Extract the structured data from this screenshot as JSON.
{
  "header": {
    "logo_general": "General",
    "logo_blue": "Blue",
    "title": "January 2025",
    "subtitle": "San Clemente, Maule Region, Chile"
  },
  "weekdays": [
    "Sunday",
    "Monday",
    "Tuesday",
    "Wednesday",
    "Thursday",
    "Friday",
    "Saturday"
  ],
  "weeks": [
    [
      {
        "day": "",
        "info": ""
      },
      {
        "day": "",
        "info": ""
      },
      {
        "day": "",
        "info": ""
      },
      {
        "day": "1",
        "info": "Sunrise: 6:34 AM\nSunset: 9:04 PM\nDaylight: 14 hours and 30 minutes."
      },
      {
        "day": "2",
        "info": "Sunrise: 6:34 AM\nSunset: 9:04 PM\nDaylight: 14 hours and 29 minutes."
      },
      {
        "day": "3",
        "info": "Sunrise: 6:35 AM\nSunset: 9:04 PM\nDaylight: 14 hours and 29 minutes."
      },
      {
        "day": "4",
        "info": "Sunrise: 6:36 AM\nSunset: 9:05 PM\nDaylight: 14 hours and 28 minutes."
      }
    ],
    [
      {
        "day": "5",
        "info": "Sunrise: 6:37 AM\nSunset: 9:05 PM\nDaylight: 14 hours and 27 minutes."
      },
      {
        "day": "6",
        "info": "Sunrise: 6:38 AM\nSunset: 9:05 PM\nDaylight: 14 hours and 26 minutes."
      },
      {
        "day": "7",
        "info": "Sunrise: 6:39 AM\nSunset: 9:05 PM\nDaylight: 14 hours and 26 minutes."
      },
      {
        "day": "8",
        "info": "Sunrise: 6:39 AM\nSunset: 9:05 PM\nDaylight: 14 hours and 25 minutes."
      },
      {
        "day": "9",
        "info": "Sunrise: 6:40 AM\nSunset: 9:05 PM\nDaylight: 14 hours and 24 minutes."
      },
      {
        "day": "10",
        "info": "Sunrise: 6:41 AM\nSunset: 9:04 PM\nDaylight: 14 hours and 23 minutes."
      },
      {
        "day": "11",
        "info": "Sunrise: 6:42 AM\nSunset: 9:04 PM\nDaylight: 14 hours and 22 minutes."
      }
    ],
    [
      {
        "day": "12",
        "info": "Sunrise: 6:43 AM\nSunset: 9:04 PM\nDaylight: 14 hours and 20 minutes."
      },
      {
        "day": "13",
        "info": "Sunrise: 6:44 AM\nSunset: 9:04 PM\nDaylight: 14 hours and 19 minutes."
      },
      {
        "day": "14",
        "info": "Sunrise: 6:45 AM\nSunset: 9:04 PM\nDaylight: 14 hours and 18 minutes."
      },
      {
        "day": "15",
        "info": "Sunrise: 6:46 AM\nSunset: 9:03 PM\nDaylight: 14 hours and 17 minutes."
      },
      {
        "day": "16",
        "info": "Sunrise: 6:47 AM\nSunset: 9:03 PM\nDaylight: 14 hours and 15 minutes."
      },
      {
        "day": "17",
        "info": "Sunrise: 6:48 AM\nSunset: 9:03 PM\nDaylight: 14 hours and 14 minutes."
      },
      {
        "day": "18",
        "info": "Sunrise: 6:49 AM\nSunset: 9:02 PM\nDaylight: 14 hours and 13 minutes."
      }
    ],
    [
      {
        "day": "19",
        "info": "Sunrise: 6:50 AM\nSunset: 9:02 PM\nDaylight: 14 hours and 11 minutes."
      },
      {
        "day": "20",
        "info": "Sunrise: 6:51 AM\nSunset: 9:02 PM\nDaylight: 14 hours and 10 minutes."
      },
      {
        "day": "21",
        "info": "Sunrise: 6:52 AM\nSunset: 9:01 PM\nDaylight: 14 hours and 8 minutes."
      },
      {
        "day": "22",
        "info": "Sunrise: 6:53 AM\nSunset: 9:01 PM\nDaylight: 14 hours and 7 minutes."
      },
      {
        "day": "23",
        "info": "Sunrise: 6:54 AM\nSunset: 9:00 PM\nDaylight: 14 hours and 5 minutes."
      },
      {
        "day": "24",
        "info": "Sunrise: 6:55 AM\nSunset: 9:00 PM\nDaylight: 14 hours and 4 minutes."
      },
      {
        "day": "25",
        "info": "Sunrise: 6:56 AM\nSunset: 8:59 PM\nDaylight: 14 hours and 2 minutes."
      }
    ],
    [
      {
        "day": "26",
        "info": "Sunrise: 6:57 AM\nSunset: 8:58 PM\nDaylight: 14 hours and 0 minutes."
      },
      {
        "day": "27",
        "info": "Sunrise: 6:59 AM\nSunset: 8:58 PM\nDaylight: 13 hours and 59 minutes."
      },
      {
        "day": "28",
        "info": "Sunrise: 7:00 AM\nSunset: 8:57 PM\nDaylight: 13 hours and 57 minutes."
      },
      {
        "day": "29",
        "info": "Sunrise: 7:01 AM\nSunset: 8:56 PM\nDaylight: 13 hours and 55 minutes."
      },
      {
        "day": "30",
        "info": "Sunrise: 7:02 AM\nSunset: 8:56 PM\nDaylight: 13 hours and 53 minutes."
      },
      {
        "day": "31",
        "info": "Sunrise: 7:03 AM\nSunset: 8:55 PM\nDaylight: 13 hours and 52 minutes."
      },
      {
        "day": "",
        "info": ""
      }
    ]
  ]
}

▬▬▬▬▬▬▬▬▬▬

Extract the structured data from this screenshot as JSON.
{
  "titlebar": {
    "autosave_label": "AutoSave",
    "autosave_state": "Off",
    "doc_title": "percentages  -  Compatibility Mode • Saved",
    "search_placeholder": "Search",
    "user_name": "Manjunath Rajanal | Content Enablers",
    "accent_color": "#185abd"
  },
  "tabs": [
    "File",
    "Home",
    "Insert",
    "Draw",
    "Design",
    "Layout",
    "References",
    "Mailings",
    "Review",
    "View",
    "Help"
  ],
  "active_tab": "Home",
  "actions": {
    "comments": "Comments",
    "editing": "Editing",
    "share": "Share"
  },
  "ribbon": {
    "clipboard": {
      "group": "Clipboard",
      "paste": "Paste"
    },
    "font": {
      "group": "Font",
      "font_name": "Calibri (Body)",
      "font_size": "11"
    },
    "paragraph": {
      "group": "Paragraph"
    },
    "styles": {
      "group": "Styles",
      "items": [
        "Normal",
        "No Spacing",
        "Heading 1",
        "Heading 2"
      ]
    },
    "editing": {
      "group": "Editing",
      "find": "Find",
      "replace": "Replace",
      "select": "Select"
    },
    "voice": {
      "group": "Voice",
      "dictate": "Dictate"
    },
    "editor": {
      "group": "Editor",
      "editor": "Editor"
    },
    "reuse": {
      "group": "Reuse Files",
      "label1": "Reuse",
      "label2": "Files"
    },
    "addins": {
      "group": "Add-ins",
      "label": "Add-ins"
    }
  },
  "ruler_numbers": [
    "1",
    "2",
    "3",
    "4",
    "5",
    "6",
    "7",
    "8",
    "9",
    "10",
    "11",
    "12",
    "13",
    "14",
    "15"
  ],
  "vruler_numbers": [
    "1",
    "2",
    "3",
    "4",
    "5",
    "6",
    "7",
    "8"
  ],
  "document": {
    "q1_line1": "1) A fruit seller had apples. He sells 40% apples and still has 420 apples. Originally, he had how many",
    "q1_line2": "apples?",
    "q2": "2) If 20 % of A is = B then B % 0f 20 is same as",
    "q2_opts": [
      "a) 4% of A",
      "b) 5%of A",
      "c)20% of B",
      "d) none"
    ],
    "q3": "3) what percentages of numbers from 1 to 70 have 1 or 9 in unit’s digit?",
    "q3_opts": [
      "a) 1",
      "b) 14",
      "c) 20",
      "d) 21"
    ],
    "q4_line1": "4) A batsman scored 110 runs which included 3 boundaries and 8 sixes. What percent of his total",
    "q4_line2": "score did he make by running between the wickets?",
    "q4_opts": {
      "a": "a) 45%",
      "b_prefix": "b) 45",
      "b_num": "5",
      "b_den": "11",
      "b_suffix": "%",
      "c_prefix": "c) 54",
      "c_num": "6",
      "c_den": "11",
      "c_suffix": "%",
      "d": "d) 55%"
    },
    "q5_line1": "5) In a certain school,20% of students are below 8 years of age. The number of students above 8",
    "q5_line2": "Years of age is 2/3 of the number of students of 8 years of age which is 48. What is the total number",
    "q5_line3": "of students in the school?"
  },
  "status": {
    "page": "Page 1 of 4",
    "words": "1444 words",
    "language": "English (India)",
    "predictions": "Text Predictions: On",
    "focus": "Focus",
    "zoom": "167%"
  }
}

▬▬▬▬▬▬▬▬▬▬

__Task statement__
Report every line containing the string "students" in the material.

__Exercise response__
    "q5_line1": "5) In a certain school,20% of students are below 8 years of age. The number of students above 8",
    "q5_line2": "Years of age is 2/3 of the number of students of 8 years of age which is 48. What is the total number",
    "q5_line3": "of students in the school?"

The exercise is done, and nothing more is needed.